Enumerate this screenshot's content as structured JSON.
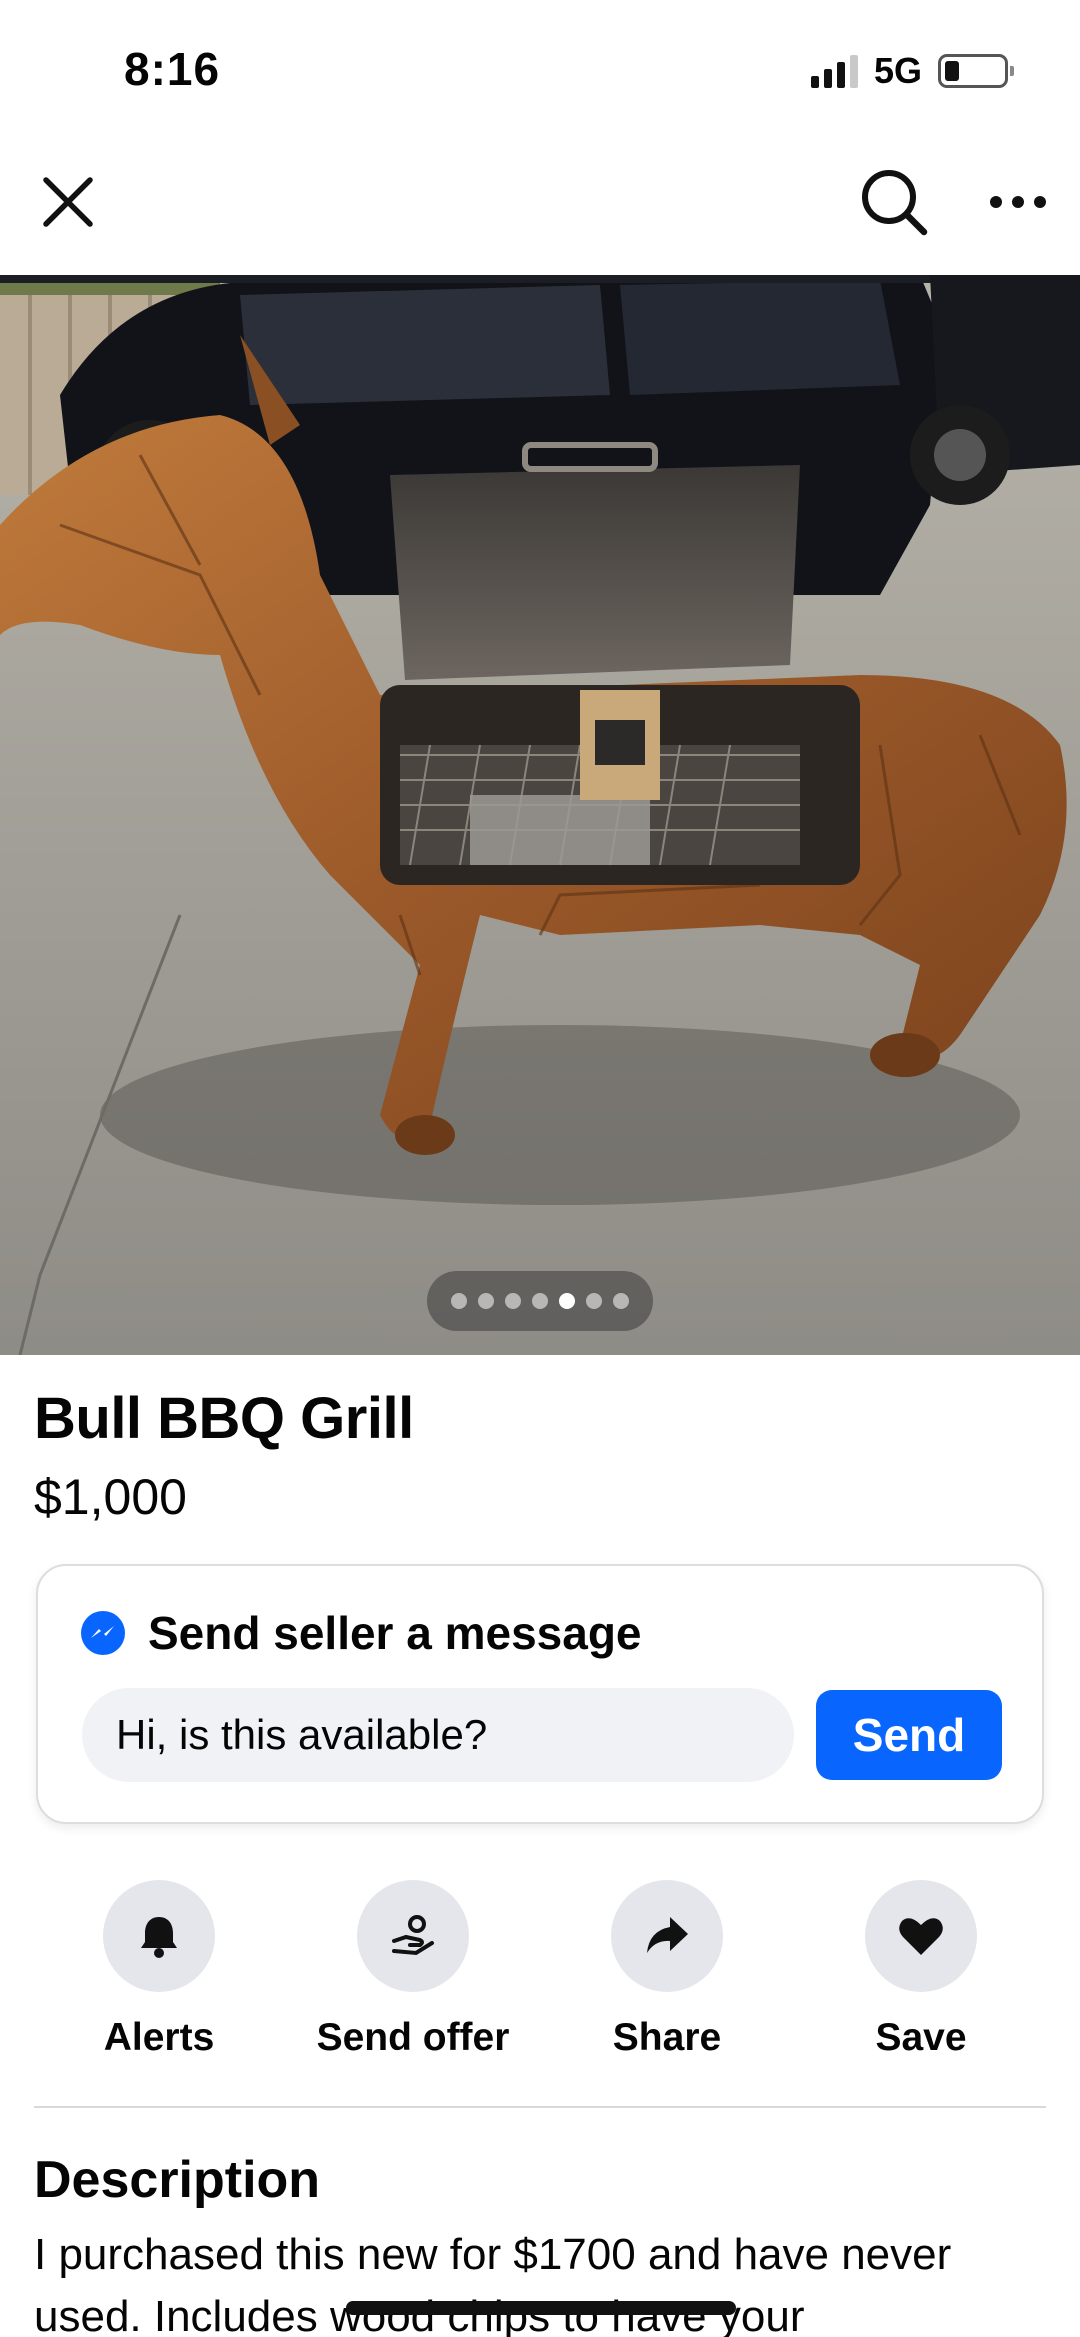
{
  "status_bar": {
    "time": "8:16",
    "network": "5G",
    "signal_bars": 3,
    "battery_level": 0.2
  },
  "nav": {
    "close_icon": "close-icon",
    "search_icon": "search-icon",
    "more_icon": "more-horizontal-icon"
  },
  "photo": {
    "description_icon": "listing-photo",
    "carousel_total": 7,
    "carousel_active": 5
  },
  "listing": {
    "title": "Bull BBQ Grill",
    "price": "$1,000"
  },
  "message_card": {
    "heading": "Send seller a message",
    "input_value": "Hi, is this available?",
    "send_label": "Send",
    "accent_color": "#0866ff"
  },
  "actions": [
    {
      "label": "Alerts",
      "icon": "bell-icon"
    },
    {
      "label": "Send offer",
      "icon": "offer-icon"
    },
    {
      "label": "Share",
      "icon": "share-icon"
    },
    {
      "label": "Save",
      "icon": "heart-icon"
    }
  ],
  "description": {
    "heading": "Description",
    "text": "I purchased this new for $1700 and have never used. Includes wood chips to have your"
  }
}
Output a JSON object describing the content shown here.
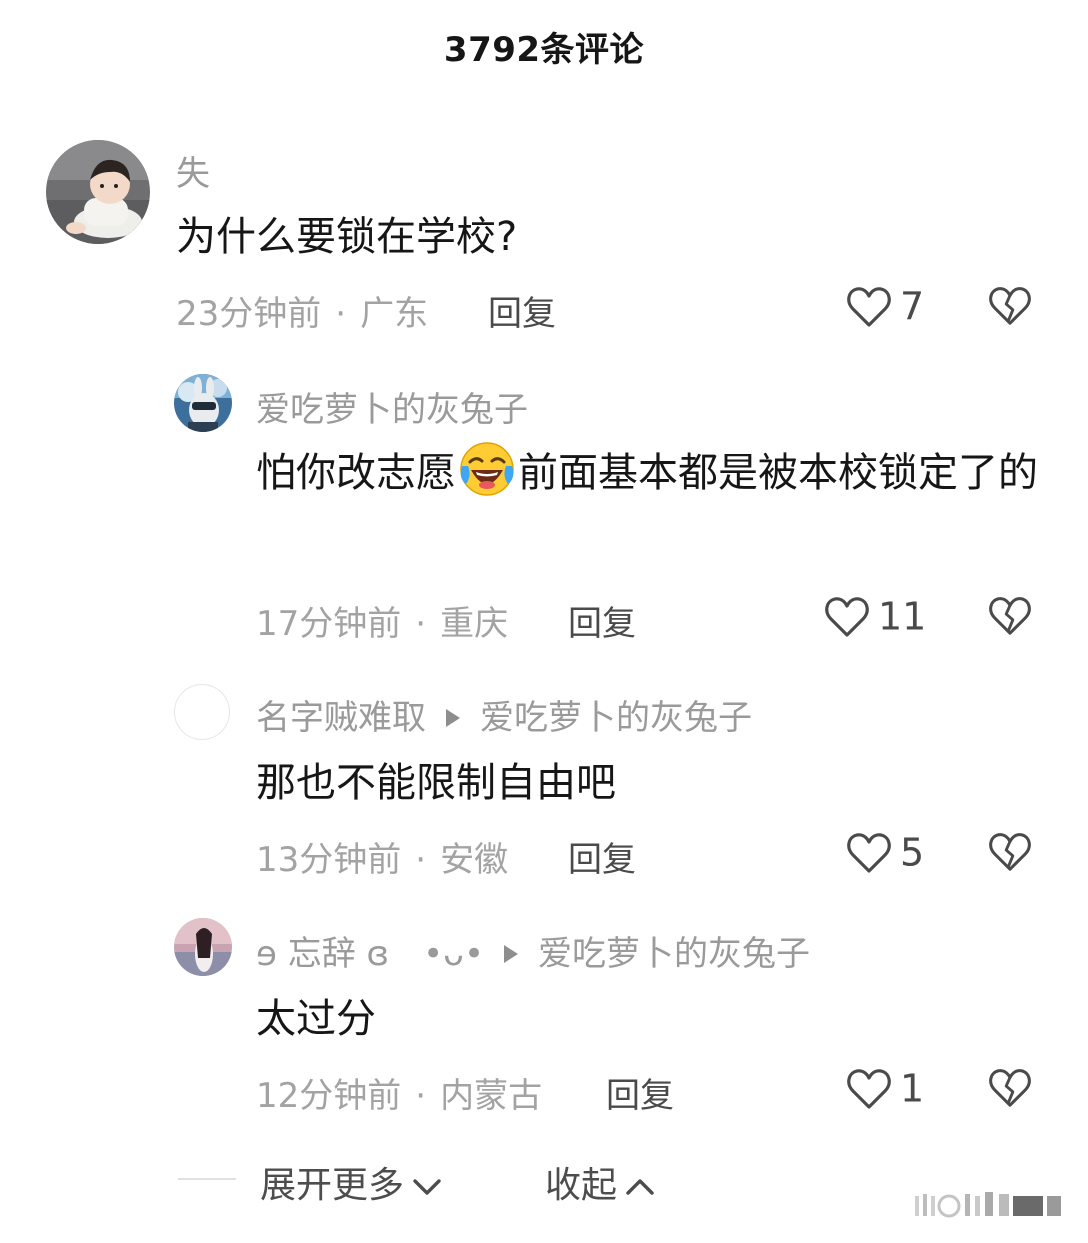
{
  "header": {
    "title": "3792条评论"
  },
  "comments": [
    {
      "username": "失",
      "content": "为什么要锁在学校?",
      "time": "23分钟前",
      "location": "广东",
      "reply_label": "回复",
      "likes": "7"
    },
    {
      "username": "爱吃萝卜的灰兔子",
      "content_before": "怕你改志愿",
      "content_after": "前面基本都是被本校锁定了的",
      "time": "17分钟前",
      "location": "重庆",
      "reply_label": "回复",
      "likes": "11"
    },
    {
      "username": "名字贼难取",
      "reply_to": "爱吃萝卜的灰兔子",
      "content": "那也不能限制自由吧",
      "time": "13分钟前",
      "location": "安徽",
      "reply_label": "回复",
      "likes": "5"
    },
    {
      "username": "ɘ 忘辞 ɞ　•ᴗ•",
      "reply_to": "爱吃萝卜的灰兔子",
      "content": "太过分",
      "time": "12分钟前",
      "location": "内蒙古",
      "reply_label": "回复",
      "likes": "1"
    }
  ],
  "footer": {
    "expand_label": "展开更多",
    "collapse_label": "收起"
  },
  "icons": {
    "like": "heart-outline-icon",
    "dislike": "broken-heart-icon",
    "emoji": "laughing-crying-emoji"
  }
}
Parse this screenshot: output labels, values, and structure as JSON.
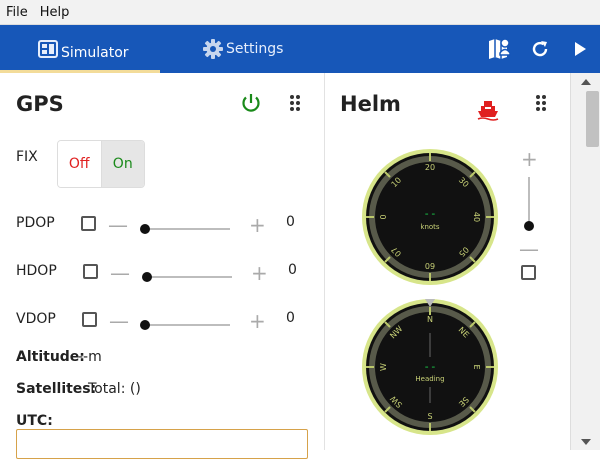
{
  "menu": {
    "file": "File",
    "help": "Help"
  },
  "tabs": [
    {
      "label": "Simulator",
      "icon": "dashboard-icon",
      "active": true
    },
    {
      "label": "Settings",
      "icon": "gear-icon",
      "active": false
    }
  ],
  "toolbar_icons": [
    "map-person-icon",
    "refresh-icon",
    "play-icon"
  ],
  "colors": {
    "toolbar": "#1757b8",
    "tab_indicator": "#f3dc9a",
    "power": "#1a8a1a",
    "boat": "#e02020",
    "off": "#e02020",
    "on": "#1a8a1a"
  },
  "gps": {
    "title": "GPS",
    "fix": {
      "label": "FIX",
      "off": "Off",
      "on": "On",
      "selected": "On"
    },
    "pdop": {
      "label": "PDOP",
      "value": "0"
    },
    "hdop": {
      "label": "HDOP",
      "value": "0"
    },
    "vdop": {
      "label": "VDOP",
      "value": "0"
    },
    "altitude": {
      "label": "Altitude:",
      "value": "--m"
    },
    "satellites": {
      "label": "Satellites:",
      "value": "Total: ()"
    },
    "utc": {
      "label": "UTC:"
    }
  },
  "helm": {
    "title": "Helm",
    "speed_gauge": {
      "ticks": [
        "20",
        "30",
        "40",
        "05",
        "09",
        "07",
        "0",
        "10"
      ],
      "readout": "--",
      "unit": "knots"
    },
    "heading_gauge": {
      "ticks": [
        "N",
        "NE",
        "E",
        "SE",
        "S",
        "SW",
        "W",
        "NW"
      ],
      "readout": "--",
      "unit": "Heading"
    }
  },
  "sign": {
    "minus": "—",
    "plus": "+"
  }
}
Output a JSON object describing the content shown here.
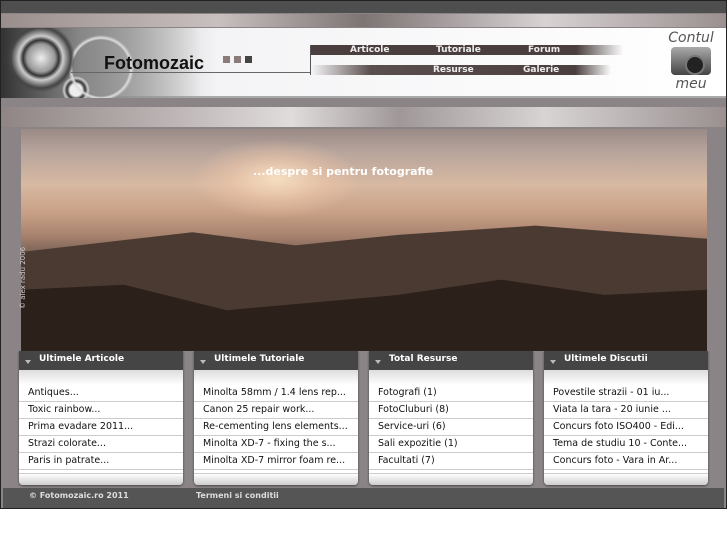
{
  "header": {
    "logo": "Fotomozaic",
    "account_line1": "Contul",
    "account_line2": "meu",
    "nav_top": [
      "Articole",
      "Tutoriale",
      "Forum"
    ],
    "nav_bottom": [
      "Resurse",
      "Galerie"
    ]
  },
  "hero": {
    "tagline": "...despre si pentru fotografie",
    "credit": "© alex radu 2006"
  },
  "panels": [
    {
      "title": "Ultimele Articole",
      "items": [
        "Antiques...",
        "Toxic rainbow...",
        "Prima evadare 2011...",
        "Strazi colorate...",
        "Paris in patrate..."
      ]
    },
    {
      "title": "Ultimele Tutoriale",
      "items": [
        "Minolta 58mm / 1.4 lens rep...",
        "Canon 25 repair work...",
        "Re-cementing lens elements...",
        "Minolta XD-7 - fixing the s...",
        "Minolta XD-7 mirror foam re..."
      ]
    },
    {
      "title": "Total Resurse",
      "items": [
        "Fotografi (1)",
        "FotoCluburi (8)",
        "Service-uri (6)",
        "Sali expozitie (1)",
        "Facultati (7)"
      ]
    },
    {
      "title": "Ultimele Discutii",
      "items": [
        "Povestile strazii - 01 iu...",
        "Viata la tara - 20 iunie ...",
        "Concurs foto ISO400 - Edi...",
        "Tema de studiu 10 - Conte...",
        "Concurs foto - Vara in Ar..."
      ]
    }
  ],
  "footer": {
    "copyright": "© Fotomozaic.ro 2011",
    "terms": "Termeni si conditii"
  }
}
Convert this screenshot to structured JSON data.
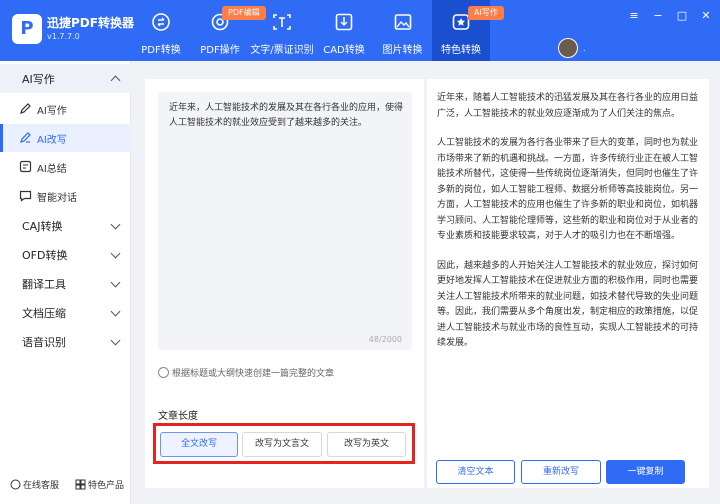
{
  "app": {
    "name": "迅捷PDF转换器",
    "version": "v1.7.7.0",
    "logo_letter": "P"
  },
  "nav": [
    {
      "label": "PDF转换",
      "icon": "pdf-convert-icon"
    },
    {
      "label": "PDF操作",
      "icon": "pdf-operate-icon",
      "badge": "PDF编辑"
    },
    {
      "label": "文字/票证识别",
      "icon": "text-recognition-icon"
    },
    {
      "label": "CAD转换",
      "icon": "cad-convert-icon"
    },
    {
      "label": "图片转换",
      "icon": "image-convert-icon"
    },
    {
      "label": "特色转换",
      "icon": "special-convert-icon",
      "badge": "AI写作",
      "active": true
    }
  ],
  "window_controls": {
    "menu": "≡",
    "minimize": "−",
    "maximize": "□",
    "close": "✕",
    "avatar_dot": "."
  },
  "sidebar": {
    "ai_group": "AI写作",
    "ai_items": [
      {
        "label": "AI写作",
        "icon": "pen-icon"
      },
      {
        "label": "AI改写",
        "icon": "rewrite-icon",
        "active": true
      },
      {
        "label": "AI总结",
        "icon": "summary-icon"
      },
      {
        "label": "智能对话",
        "icon": "chat-icon"
      }
    ],
    "groups": [
      "CAJ转换",
      "OFD转换",
      "翻译工具",
      "文档压缩",
      "语音识别"
    ],
    "footer": {
      "service": "在线客服",
      "products": "特色产品"
    }
  },
  "editor": {
    "text": "近年来，人工智能技术的发展及其在各行各业的应用，使得人工智能技术的就业效应受到了越来越多的关注。",
    "count": "48/2000",
    "hint": "根据标题或大纲快速创建一篇完整的文章"
  },
  "length": {
    "label": "文章长度",
    "options": [
      "全文改写",
      "改写为文言文",
      "改写为英文"
    ],
    "selected": "全文改写"
  },
  "output": {
    "paragraphs": [
      "近年来，随着人工智能技术的迅猛发展及其在各行各业的应用日益广泛，人工智能技术的就业效应逐渐成为了人们关注的焦点。",
      "人工智能技术的发展为各行各业带来了巨大的变革，同时也为就业市场带来了新的机遇和挑战。一方面，许多传统行业正在被人工智能技术所替代，这使得一些传统岗位逐渐消失，但同时也催生了许多新的岗位，如人工智能工程师、数据分析师等高技能岗位。另一方面，人工智能技术的应用也催生了许多新的职业和岗位，如机器学习顾问、人工智能伦理师等，这些新的职业和岗位对于从业者的专业素质和技能要求较高，对于人才的吸引力也在不断增强。",
      "因此，越来越多的人开始关注人工智能技术的就业效应，探讨如何更好地发挥人工智能技术在促进就业方面的积极作用，同时也需要关注人工智能技术所带来的就业问题，如技术替代导致的失业问题等。因此，我们需要从多个角度出发，制定相应的政策措施，以促进人工智能技术与就业市场的良性互动，实现人工智能技术的可持续发展。"
    ]
  },
  "actions": {
    "clear": "清空文本",
    "rewrite": "重新改写",
    "copy": "一键复制"
  },
  "colors": {
    "accent": "#2f6bf5",
    "badge": "#ff7d49",
    "highlight_box": "#e42420"
  }
}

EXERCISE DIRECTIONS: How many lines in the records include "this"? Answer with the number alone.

TASK RESULT: 5